▶ PROBLEM DETAILS:
Extract the lines that carry the string "value" from the listing.
□ □ □ □
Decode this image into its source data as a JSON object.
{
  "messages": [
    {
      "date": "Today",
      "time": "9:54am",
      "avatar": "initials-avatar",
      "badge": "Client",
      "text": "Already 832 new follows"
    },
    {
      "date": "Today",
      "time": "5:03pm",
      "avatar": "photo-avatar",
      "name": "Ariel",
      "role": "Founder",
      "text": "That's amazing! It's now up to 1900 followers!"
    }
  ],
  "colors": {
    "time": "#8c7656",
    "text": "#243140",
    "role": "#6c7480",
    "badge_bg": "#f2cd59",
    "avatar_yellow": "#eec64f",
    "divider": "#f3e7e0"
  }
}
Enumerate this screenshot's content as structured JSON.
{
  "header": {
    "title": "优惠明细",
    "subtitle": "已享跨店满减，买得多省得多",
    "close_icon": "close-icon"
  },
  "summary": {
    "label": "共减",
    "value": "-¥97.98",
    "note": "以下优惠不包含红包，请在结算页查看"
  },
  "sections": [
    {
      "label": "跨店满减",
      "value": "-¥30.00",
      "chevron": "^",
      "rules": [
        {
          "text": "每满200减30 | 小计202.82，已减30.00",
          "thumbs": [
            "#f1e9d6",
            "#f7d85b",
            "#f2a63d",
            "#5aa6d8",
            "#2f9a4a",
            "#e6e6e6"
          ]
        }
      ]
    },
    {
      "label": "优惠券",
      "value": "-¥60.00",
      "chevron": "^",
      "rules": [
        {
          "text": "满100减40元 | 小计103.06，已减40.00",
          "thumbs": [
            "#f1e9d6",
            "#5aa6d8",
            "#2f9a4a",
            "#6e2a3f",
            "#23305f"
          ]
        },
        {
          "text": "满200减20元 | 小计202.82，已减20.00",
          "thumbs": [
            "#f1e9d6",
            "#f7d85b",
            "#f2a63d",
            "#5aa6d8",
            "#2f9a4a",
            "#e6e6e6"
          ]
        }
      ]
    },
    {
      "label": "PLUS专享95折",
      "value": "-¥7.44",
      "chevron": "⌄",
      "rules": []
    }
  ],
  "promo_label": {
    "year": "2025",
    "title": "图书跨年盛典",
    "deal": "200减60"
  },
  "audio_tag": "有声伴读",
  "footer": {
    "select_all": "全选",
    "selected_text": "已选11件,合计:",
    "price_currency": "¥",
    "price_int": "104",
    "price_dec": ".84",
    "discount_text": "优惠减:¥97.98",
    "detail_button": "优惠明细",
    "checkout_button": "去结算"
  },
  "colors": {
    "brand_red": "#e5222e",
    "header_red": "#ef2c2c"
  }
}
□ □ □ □
▶ OUTPUT OF THE EXERCISE:
    "value": "-¥97.98",
      "value": "-¥30.00",
      "value": "-¥60.00",
      "value": "-¥7.44",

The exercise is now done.